The European Commission has opened an in-depth investigation to assess whether UK government plans to provide financial aid to support the conversion of the Lynemouth coal-fired power plant to operate entirely on biomass were in line with European Union state aid rules.
The 400-megawatt coal-fired power station in Northumberland was originally run by Rio Tinto Alcan but was sold to RWE npower in 2013. In December 2014, the UK government notified plans to subsidise the conversion of the plant to operate on biomass. The plant would have the capacity to generate 420 megawatts of energy running exclusively on wood pellets.
The Commission will investigate if public funds used to support the project are limited to what is necessary and do not result in overcompensation. It will also assess whether the positive effects of the project in achieving EU energy and environmental objectives outweigh potential competition distortions in the market for biomass.
The opening of an in-depth investigation gives the UK government and interested third parties an opportunity to submit comments.
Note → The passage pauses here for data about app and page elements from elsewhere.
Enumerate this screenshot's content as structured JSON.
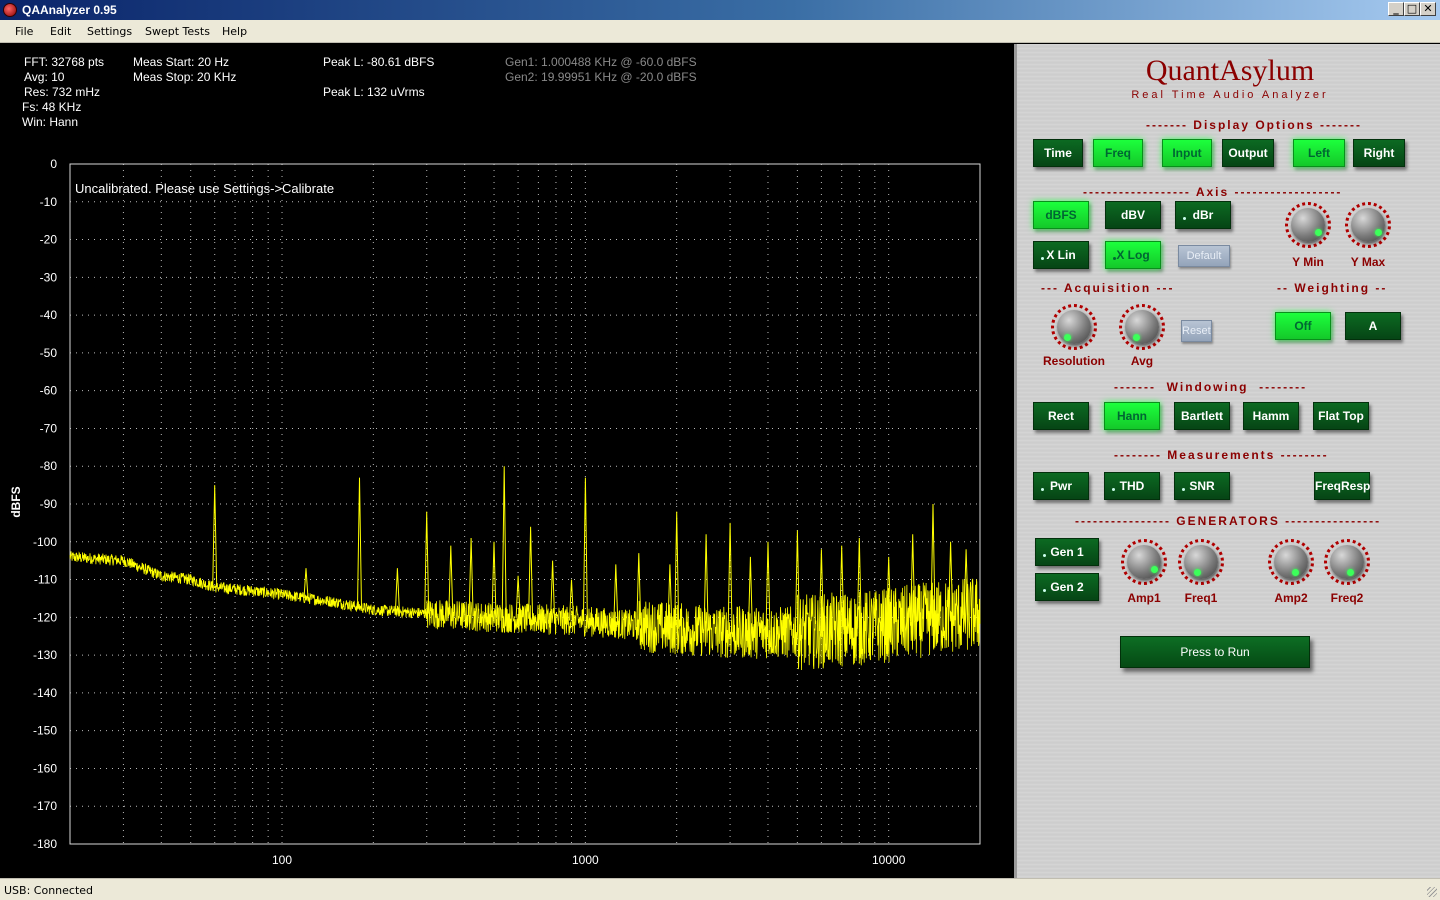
{
  "window": {
    "title": "QAAnalyzer 0.95",
    "min": "_",
    "max": "□",
    "close": "✕"
  },
  "menu": [
    "File",
    "Edit",
    "Settings",
    "Swept Tests",
    "Help"
  ],
  "info": {
    "fft": "FFT: 32768 pts",
    "avg": "Avg: 10",
    "res": "Res: 732 mHz",
    "fs": "Fs: 48 KHz",
    "win": "Win: Hann",
    "meas_start": "Meas Start: 20 Hz",
    "meas_stop": "Meas Stop: 20 KHz",
    "peak_dbfs": "Peak L: -80.61 dBFS",
    "peak_uv": "Peak L: 132 uVrms",
    "gen1": "Gen1: 1.000488 KHz @ -60.0 dBFS",
    "gen2": "Gen2: 19.99951 KHz @ -20.0 dBFS"
  },
  "chart_data": {
    "type": "line",
    "ylabel": "dBFS",
    "annotation": "Uncalibrated. Please use Settings->Calibrate",
    "x_scale": "log",
    "xlim": [
      20,
      20000
    ],
    "ylim": [
      -180,
      0
    ],
    "x_ticks": [
      100,
      1000,
      10000
    ],
    "y_ticks": [
      0,
      -10,
      -20,
      -30,
      -40,
      -50,
      -60,
      -70,
      -80,
      -90,
      -100,
      -110,
      -120,
      -130,
      -140,
      -150,
      -160,
      -170,
      -180
    ],
    "grid": true,
    "trace_color": "#ffff00",
    "series": [
      {
        "noise_floor": [
          [
            20,
            -104
          ],
          [
            30,
            -105
          ],
          [
            40,
            -109
          ],
          [
            50,
            -110
          ],
          [
            60,
            -112
          ],
          [
            80,
            -113
          ],
          [
            100,
            -114
          ],
          [
            150,
            -116
          ],
          [
            200,
            -118
          ],
          [
            300,
            -119
          ],
          [
            500,
            -120
          ],
          [
            1000,
            -121
          ],
          [
            2000,
            -123
          ],
          [
            3000,
            -124
          ],
          [
            5000,
            -124
          ],
          [
            8000,
            -123
          ],
          [
            10000,
            -122
          ],
          [
            15000,
            -120
          ],
          [
            20000,
            -119
          ]
        ],
        "peaks": [
          [
            60,
            -85
          ],
          [
            120,
            -107
          ],
          [
            180,
            -83
          ],
          [
            240,
            -107
          ],
          [
            300,
            -92
          ],
          [
            360,
            -101
          ],
          [
            420,
            -99
          ],
          [
            500,
            -100
          ],
          [
            540,
            -80
          ],
          [
            600,
            -109
          ],
          [
            660,
            -96
          ],
          [
            780,
            -105
          ],
          [
            900,
            -110
          ],
          [
            1000,
            -83
          ],
          [
            1260,
            -106
          ],
          [
            1500,
            -103
          ],
          [
            1900,
            -106
          ],
          [
            2000,
            -92
          ],
          [
            2500,
            -98
          ],
          [
            3000,
            -95
          ],
          [
            3500,
            -104
          ],
          [
            4000,
            -100
          ],
          [
            5000,
            -97
          ],
          [
            6000,
            -102
          ],
          [
            7000,
            -101
          ],
          [
            8000,
            -99
          ],
          [
            10000,
            -104
          ],
          [
            12000,
            -98
          ],
          [
            14000,
            -90
          ],
          [
            16000,
            -100
          ],
          [
            18000,
            -102
          ]
        ]
      }
    ]
  },
  "panel": {
    "brand": "QuantAsylum",
    "tagline": "Real Time Audio Analyzer",
    "sections": {
      "display": "------- Display Options -------",
      "axis": "------------------ Axis ------------------",
      "acq": "--- Acquisition ---",
      "weighting": "-- Weighting --",
      "windowing": "-------  Windowing  --------",
      "measurements": "-------- Measurements --------",
      "generators": "---------------- GENERATORS ----------------"
    },
    "display_buttons": [
      "Time",
      "Freq",
      "Input",
      "Output",
      "Left",
      "Right"
    ],
    "axis_buttons": [
      "dBFS",
      "dBV",
      "dBr",
      "X Lin",
      "X Log",
      "Default"
    ],
    "axis_knobs": [
      "Y Min",
      "Y Max"
    ],
    "acq_knobs": [
      "Resolution",
      "Avg"
    ],
    "acq_reset": "Reset",
    "weighting_buttons": [
      "Off",
      "A"
    ],
    "window_buttons": [
      "Rect",
      "Hann",
      "Bartlett",
      "Hamm",
      "Flat Top"
    ],
    "measure_buttons": [
      "Pwr",
      "THD",
      "SNR",
      "FreqResp"
    ],
    "gen_buttons": [
      "Gen 1",
      "Gen 2"
    ],
    "gen_knobs": [
      "Amp1",
      "Freq1",
      "Amp2",
      "Freq2"
    ],
    "run": "Press to Run",
    "accent": "#8b0000",
    "on_color": "#1cff3c"
  },
  "status": "USB: Connected"
}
It does not prejudge the outcome of the investigation.
The UK government approved plans to provide support to the biomass project in the form of a so-called “Contract for Difference” fixing a certain sales price for the electricity. This means that the generator of the Lynemouth power plant will earn money from selling its electricity into the market.
When the average wholesale price of electricity is below the strike price, the generator will receive a top-up payment. According to UK government estimates, the project would operate until 2027 and supply about 2.3 terawatt-hours of electricity per year. The plant would require approximately 1.5 million tonnes of wood pellets per year mainly sourced from the United States and Canada.
In its preliminary analysis, the Commission considered that the parties’ financial calculations and estimates regarding key cost parameters may be too conservative. These parameters, including the load factor of the plant, its efficiency and the cost of wood pellets, significantly affect the project’s rate of return. The Commission said it has concerns that the actual rate of return could be higher than the parties estimate and could lead to overcompensation.
Moreover, it added, the amount of wood pellets to be imported from overseas is considerable, as compared to the volume of the global wood pellets market. Subsidising such a large volume of wood pellets could significantly distort competition in the biomass market.